Carson City's tragedy, he said, became "a painful reminder of the nation's loss that day."
"Three of our best have died this week," he said. "We gather here to ensure death will not triumph over their good names."
Brig. Gen. William Burks said a soldier's sense of duty is always to serve others. But Sunday, he said, was an "opportunity for us to rally together as family. A Guard family."
"Today is a day to swap stories," he said _ to laugh and to heal.
Gonzales, at times choking on his words, recalled his anger and bitterness when he heard of the casualties inflicted during an innocent act of having breakfast in a family restaurant.
His own sense of sacrifice and duty, "That fell apart for me," when confronted with the "terrible nature of humanity," he said.
"The emotions went hot and heavy," he said. "It all hurt when you don't understand why."
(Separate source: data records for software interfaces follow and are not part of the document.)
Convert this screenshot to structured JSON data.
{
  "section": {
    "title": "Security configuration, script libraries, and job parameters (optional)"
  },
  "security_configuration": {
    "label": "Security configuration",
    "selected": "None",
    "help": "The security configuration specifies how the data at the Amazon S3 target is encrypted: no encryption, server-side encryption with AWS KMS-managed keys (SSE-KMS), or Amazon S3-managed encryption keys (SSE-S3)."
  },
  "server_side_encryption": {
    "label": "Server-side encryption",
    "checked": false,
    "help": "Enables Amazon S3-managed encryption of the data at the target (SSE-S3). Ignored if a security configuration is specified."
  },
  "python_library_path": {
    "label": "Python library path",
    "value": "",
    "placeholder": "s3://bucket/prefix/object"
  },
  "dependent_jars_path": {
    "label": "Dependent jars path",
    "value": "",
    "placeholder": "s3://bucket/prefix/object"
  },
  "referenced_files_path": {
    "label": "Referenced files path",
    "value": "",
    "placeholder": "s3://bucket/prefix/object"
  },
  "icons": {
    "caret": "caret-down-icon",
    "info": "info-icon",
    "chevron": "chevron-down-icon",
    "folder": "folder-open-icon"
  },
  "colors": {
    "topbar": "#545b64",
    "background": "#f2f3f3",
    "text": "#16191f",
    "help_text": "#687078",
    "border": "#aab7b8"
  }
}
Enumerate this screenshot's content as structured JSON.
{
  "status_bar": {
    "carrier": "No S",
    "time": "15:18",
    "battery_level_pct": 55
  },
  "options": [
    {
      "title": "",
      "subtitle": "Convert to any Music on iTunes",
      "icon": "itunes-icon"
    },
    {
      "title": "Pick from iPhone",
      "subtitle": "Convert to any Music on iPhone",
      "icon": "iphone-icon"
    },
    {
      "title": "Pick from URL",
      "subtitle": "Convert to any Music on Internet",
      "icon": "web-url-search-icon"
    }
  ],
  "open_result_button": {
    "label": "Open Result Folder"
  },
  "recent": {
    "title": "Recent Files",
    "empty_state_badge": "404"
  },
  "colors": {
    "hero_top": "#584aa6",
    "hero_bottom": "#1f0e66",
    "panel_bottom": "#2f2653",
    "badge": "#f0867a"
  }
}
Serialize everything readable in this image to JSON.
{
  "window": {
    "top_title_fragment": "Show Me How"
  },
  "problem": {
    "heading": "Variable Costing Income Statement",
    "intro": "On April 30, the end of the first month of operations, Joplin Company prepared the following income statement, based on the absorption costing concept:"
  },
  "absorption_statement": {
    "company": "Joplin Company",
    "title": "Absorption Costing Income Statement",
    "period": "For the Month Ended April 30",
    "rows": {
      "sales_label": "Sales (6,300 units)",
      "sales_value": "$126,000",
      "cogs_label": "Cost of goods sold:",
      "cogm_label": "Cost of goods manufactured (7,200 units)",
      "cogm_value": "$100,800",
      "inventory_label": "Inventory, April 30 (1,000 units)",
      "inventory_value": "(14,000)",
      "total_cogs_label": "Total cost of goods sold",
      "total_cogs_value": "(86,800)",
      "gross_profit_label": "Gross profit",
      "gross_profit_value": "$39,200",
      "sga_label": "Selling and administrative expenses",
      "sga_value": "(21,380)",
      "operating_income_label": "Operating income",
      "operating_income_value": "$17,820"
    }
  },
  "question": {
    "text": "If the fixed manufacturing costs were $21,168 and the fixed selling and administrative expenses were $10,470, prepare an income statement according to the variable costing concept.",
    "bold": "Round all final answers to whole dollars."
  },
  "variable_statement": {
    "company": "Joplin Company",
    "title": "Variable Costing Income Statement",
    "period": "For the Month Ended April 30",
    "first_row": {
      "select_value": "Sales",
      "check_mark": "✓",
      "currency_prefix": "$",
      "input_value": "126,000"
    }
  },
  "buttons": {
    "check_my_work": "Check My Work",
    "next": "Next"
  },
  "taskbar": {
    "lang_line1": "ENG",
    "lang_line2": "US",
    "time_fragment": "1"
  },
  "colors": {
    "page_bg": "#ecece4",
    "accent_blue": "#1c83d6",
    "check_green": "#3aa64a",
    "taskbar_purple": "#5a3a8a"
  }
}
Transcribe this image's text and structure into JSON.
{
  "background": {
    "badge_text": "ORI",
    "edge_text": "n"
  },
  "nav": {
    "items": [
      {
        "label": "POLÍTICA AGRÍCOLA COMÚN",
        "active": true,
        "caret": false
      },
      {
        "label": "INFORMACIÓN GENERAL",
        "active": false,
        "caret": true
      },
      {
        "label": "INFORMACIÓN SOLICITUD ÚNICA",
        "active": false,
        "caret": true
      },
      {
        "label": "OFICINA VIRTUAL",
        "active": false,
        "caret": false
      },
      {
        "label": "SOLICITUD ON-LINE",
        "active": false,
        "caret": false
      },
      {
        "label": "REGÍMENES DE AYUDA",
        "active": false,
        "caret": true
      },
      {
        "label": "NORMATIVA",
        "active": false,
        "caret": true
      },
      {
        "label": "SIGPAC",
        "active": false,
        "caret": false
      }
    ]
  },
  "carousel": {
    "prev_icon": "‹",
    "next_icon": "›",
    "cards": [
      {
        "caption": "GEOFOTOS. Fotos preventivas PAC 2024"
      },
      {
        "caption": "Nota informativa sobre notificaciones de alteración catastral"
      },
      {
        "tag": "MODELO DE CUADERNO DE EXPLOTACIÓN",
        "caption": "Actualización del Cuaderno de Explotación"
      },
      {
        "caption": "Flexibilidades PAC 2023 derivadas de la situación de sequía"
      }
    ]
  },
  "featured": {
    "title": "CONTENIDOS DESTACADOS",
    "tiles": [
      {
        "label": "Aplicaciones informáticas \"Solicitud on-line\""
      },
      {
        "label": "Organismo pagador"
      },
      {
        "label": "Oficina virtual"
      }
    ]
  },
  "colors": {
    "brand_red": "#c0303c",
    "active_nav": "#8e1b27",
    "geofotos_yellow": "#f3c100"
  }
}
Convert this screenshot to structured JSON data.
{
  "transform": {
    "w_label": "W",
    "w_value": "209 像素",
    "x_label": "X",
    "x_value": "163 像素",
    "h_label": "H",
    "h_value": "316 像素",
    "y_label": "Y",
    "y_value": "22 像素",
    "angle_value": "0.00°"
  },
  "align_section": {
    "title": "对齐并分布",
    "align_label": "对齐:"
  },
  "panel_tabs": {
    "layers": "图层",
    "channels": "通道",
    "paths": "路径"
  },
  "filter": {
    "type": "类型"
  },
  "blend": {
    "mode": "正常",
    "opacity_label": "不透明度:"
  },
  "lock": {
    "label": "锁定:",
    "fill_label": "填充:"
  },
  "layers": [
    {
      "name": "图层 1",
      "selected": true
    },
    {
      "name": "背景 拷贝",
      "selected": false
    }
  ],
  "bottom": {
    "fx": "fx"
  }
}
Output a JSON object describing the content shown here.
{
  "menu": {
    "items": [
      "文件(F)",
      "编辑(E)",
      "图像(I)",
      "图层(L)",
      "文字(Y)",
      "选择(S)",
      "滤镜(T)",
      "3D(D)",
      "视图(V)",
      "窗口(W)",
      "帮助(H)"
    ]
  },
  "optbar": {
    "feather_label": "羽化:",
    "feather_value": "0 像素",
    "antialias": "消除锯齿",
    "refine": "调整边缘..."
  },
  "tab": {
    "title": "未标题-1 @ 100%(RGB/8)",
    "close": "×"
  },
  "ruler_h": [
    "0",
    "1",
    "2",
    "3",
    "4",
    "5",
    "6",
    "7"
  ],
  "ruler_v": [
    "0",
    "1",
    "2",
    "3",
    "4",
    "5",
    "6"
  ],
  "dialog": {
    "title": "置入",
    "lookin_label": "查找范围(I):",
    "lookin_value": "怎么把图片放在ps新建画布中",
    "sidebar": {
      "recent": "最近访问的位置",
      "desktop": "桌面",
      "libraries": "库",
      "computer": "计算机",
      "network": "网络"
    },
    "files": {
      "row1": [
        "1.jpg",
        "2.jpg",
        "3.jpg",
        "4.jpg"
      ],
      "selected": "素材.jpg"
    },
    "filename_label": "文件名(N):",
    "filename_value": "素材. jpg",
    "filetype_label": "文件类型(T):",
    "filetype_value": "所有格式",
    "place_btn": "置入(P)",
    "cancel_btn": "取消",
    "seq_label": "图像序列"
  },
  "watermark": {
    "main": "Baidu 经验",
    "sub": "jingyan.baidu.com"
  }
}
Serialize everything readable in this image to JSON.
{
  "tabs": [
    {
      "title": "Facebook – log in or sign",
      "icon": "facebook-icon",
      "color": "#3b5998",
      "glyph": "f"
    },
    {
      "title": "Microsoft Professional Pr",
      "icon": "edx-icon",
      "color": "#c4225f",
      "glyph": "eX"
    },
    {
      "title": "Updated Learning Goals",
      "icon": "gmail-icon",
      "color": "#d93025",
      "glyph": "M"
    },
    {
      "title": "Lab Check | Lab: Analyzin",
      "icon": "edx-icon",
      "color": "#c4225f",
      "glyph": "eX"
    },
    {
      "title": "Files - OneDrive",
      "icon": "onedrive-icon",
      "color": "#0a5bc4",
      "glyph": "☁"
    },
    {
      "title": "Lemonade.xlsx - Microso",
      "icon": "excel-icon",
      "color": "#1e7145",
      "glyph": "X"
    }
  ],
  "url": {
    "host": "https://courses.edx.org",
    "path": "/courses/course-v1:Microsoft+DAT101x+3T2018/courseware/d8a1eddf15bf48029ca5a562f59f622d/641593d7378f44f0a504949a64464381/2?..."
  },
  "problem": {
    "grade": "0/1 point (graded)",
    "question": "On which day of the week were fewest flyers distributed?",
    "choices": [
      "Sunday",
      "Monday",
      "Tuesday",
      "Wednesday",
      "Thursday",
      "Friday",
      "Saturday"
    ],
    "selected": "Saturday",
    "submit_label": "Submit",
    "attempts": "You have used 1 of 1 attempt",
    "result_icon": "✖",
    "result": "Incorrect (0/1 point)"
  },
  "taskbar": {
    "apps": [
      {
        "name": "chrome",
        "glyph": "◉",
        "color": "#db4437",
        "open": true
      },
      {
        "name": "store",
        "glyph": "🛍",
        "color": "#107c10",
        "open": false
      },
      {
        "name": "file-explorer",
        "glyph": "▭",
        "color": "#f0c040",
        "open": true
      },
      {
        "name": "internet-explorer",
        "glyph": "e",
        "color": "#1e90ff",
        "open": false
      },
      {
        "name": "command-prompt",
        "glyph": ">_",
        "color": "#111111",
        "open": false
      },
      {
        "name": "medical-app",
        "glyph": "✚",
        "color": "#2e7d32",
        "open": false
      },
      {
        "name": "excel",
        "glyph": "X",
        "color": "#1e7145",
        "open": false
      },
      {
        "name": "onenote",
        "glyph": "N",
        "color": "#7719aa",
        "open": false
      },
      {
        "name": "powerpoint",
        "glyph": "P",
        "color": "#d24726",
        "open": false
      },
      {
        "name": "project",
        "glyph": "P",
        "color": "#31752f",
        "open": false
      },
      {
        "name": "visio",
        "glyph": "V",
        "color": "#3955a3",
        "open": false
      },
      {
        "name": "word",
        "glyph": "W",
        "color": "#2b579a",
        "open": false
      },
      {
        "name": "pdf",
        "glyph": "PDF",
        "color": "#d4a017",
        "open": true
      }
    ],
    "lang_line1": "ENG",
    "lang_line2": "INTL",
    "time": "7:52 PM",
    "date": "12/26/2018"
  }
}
The selflessness of Mock and Kelley, Gonzales said, "made me believe I can believe in humanity."
Lt. Col. Kelly, a father of two, was an avid student of military history and big supporter of "all things LSU," having family ties in Louisiana. A decorated field artillery officer, he was a "battle-tested warrior" who became commander at the Guard's Joint Force Headquarters in Carson City. He served in Iraq in 2004-2005 while on active Army duty.
A no-nonsense soldier, his stern facade would melt when he talked about his family.
McElhiney was an administrative sergeant who had been in the Guard for 13 years. She baked birthday, wedding and graduation cakes for anyone who asked, and often brought cupcakes for her colleagues to celebrate promotions and special occasions.
She once tried to entice a dieting colleague to have a treat, joking that her lemon ones were "diet" cupcakes.
She also had tiny feet, said Master Sgt. Thomas Sauls.
"She had the smallest feet of any soldier I've seen in my life," he said. Her boots had to be special ordered and he teased her, saying he didn't know they came in children's sizes.
Riege, a father of four, was a fitness buff who earned several nicknames _ "The Rig," "Big Rig" "Rig Stone," "The Riginator," said Master Sgt. Paul Kinsey.
Riege, 38, was also a skillful chess player, who once snookered Kinsey into a match while on a training mission, playing on a makeshift board with various sized bullet casings as chess pieces.
Fighting tears, Kinsey said of his friend, "I can understand why God took him."
Private funeral services were held over the weekend in northern Nevada for Kelly, 35, and McElhiney, 31. Riege's body was flown to Nebraska at his family's request for private services there. Riege's military occupation was armor crewman, and he served in Afghanistan from 2009 to 2010. He had also served in the Navy.
One other person died in the shooting: Florence Donovan-Gunderson, 67, of South Lake Tahoe. Her husband, retired Marine Wally Gunderson, was among the injured.